If you have health, you probably will be happy, and if you have health and happiness, you have all the wealth you need, even if it is not all you want.
And so the saga of the toe comes to a close, or at least I hope so. But let’s back up some.
So I went to Washington state to drill with my new unit. This one is a public affairs unit and its sole job is to do the job that I’ve been doing in the civilian world and the job I signed up for in the Navy Reserves. I was so excited!
My new unit is fantastic (not saying my last one wasn’t, but this one is more exciting since I get to actually do things). The CO (or OIC… Officer in Charge… as they call it in this unit) is really great. And the XO, well… that turns out to be ME since I’m the only other officer in the unit. Yeah, the Ensign who has no military experience and has yet to go to officer school, is the XO… or the AOIC (Assistant Officer in Charge).
Very weird, but I’m very excited and ready for the challenge.
So, I went to the drill weekend armed with a doctor’s note saying that I was not allowed to do any extreme physical activity since my toe wasn’t any better and was, in fact, getting worse. It was PRT (Physical Readiness Test) weekend and I knew I couldn’t do it. I also haven’t been able to run, do push ups or even sit ups for nearly three months, so there was NO WAY I could even pass it right now.
I had heard that according to Navy regulations, if you were new to the unit (within 10 weeks), that you didn’t have to take the PRT. I wasn’t sure, so I wanted to make sure I was legit in not doing it. Well, those regulations are true but my OIC wanted me to take my note down to medical anyway.
While I was down in medical, I talked to them about an opportunity that was presented to me by my OIC (more about that in another post). They noticed that I had NO medical record on file, which surprised me since I had a full physical, along with a bunch of blood tests, when I went to MEPS back in February. But I learned that none of that counts and you have to do it all over again.
Luckily, I brought my civilian immunization record and they actually accepted it. However, I still had to get the flu shot, the Hep A shot, the TB test and the HIV/Sickle Cell blood draw (even though that happened in February). Unfortunately, I got a local reaction the flu shot, but it’s fine. Weird because I’ve never had a problem with it before, but oh well.
Anyway, while I was down in medical, they told me I was TNPQed (temporarily not physically qualified) due to my toe and the fact that I don’t have a dental on my medical record… but that’s fine since my six month cleaning is due now and I can just get the dentist to fill out a form.
I really wanted to be considered physically qualified since I have that opportunity mentioned coming up. I had an appointment with a dermatologist set up for more than a month for yesterday. I went there with the hope that he could fix my toe.
And fix it he did… or at least I hope so. Yeah, so it definitely was a granuloma of some sort (can’t remember what he said) and he just told his nurse that it was going to come off that day. And that’s what they did… or rather his LPN did.

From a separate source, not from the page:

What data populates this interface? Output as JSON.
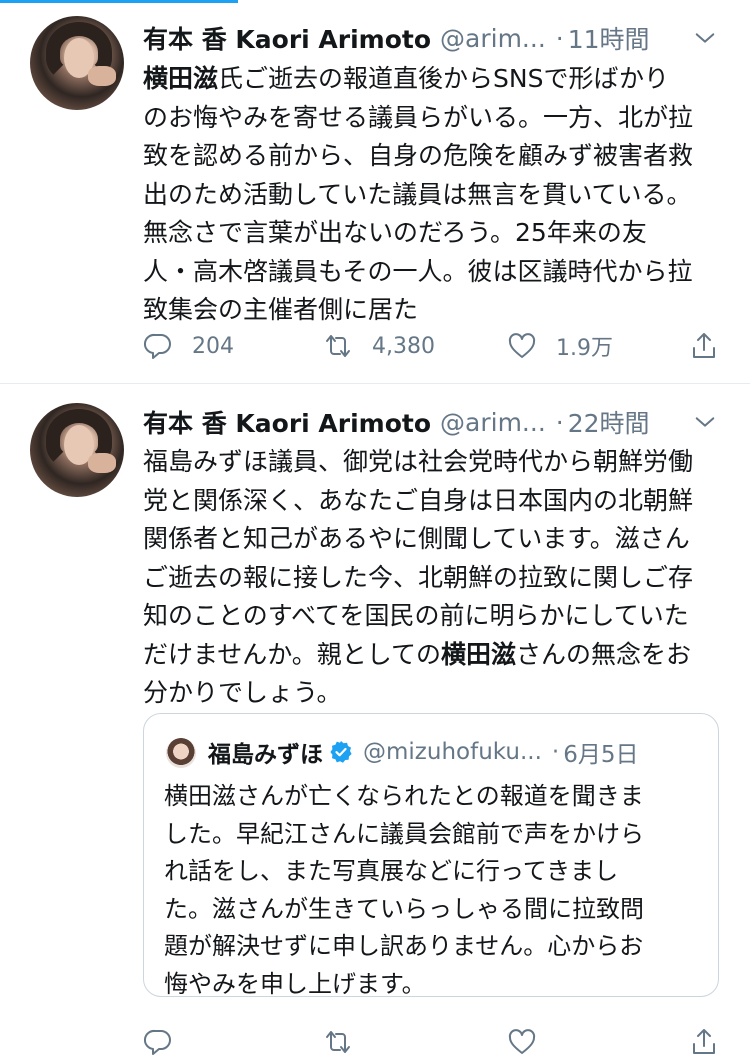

If you are squeamish, skip the rest of the post (no photos, I promise!)!
The LPN came in and told me that she was going to numb my toe and that it was going to sting and burn. She sure wasn’t joking! If you have been reading my blog for long, you know that I have a thing with people touching my feet… I can’t stand it! So not only was she touching my feet, but she was sticking a needle into the side/bottom of one of my toes. The toe that had a very tender growth on it.
Now, I have a high tolerance for pain. When the needle went in, I was okay for a moment. But then she started pushing the Lidocane and Oh. My. God. I actually yelled. I can’t remember what I yelled but it was along the lines of, “Aaaaah! OH MY GOD! OWWWW! OWWW!”
Yeah, that needle had to go in my toe twice. Ouch. I did apologize to the LPN but she just waived me off and said she totally understood and that she knew it hurt really bad and that she was sorry she had to do it.
My toe quickly numbed and she then cut out the granuloma and cauterized the hole. The doctor told me that I’d definitely, no-problem-what-so-ever, be 100% fit for duty with no restrictions by the end of the month. Which is awesome.
I walked out of the clinic (well, it was easy since my toe was completely numb!). This morning, it was very, very sore and I had a very pronounced limp but this evening I’m finding that the limp is going away quite quickly. I’m sure by the weekend I’ll probably not even have a bandage on it.
It’s 23:30 right now so I need to get to bed. We are moving offices at work tomorrow (boo… I just lost my own office and have to share now with the girl who was hired as my replacement… at least she seems to be pretty awesome) and I will need the strength.